The Myanmar government and armed ethnic minority groups resumed critical talks on Wednesday to reach a nationwide ceasefire agreement that would end six decades of fighting before an upcoming general election that threatens to upend hard-won progress toward a deal.
More than a dozen ethnic minority groups and government representatives have been in talks for more than 18 months and a key negotiator warned that failure to reach an accord could trigger a fresh round of fighting if the military takes action. The general election, which would usher in a new president, takes place in November.
“If negotiations fail and the military believe that the nationwide ceasefire agreement cannot be signed under the present government, they will have no choice but to launch military operations,” said Hla Maung Shwe, of the Myanmar Peace Center.
The center, funded by the European Union, was set up in 2012 to help with ceasefire negotiations and the ethnic peace process.
The prospect of reaching a deal as soon as possible, however, was uncertain.
Key details were still up in the air Wednesday, including which ethnic groups will participate.

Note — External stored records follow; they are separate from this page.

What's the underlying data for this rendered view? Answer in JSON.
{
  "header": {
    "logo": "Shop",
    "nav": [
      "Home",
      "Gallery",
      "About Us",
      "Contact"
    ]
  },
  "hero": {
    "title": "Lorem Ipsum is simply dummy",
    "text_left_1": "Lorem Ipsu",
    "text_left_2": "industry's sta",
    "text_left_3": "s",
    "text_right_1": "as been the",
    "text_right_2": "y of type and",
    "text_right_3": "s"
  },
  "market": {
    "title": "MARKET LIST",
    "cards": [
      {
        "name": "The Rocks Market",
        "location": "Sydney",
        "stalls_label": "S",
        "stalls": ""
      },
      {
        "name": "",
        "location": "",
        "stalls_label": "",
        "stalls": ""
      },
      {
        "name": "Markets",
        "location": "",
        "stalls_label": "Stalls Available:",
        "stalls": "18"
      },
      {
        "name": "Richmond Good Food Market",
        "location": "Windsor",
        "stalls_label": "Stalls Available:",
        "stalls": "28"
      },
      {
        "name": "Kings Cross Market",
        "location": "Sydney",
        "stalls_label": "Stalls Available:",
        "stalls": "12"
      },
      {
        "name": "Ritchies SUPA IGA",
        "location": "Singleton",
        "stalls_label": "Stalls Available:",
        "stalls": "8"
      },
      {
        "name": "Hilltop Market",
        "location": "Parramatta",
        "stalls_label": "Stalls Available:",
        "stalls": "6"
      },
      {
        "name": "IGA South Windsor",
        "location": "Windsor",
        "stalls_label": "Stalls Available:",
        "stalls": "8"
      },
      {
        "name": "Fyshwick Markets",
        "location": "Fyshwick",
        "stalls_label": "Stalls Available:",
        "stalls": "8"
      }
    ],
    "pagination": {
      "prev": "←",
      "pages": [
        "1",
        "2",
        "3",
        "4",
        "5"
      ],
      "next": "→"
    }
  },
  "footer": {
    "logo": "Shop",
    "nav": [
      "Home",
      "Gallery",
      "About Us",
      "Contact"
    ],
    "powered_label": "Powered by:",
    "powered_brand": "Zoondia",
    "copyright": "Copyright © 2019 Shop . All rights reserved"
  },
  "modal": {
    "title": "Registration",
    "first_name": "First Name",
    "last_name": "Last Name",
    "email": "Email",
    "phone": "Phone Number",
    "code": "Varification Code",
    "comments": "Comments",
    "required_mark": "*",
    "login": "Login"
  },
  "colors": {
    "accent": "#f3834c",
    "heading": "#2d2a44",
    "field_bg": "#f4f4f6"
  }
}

Negotiations hit a snag in June when minorities attending a summit asked the government to allow three other groups still at odds with the government to participate in the ceasefire signing.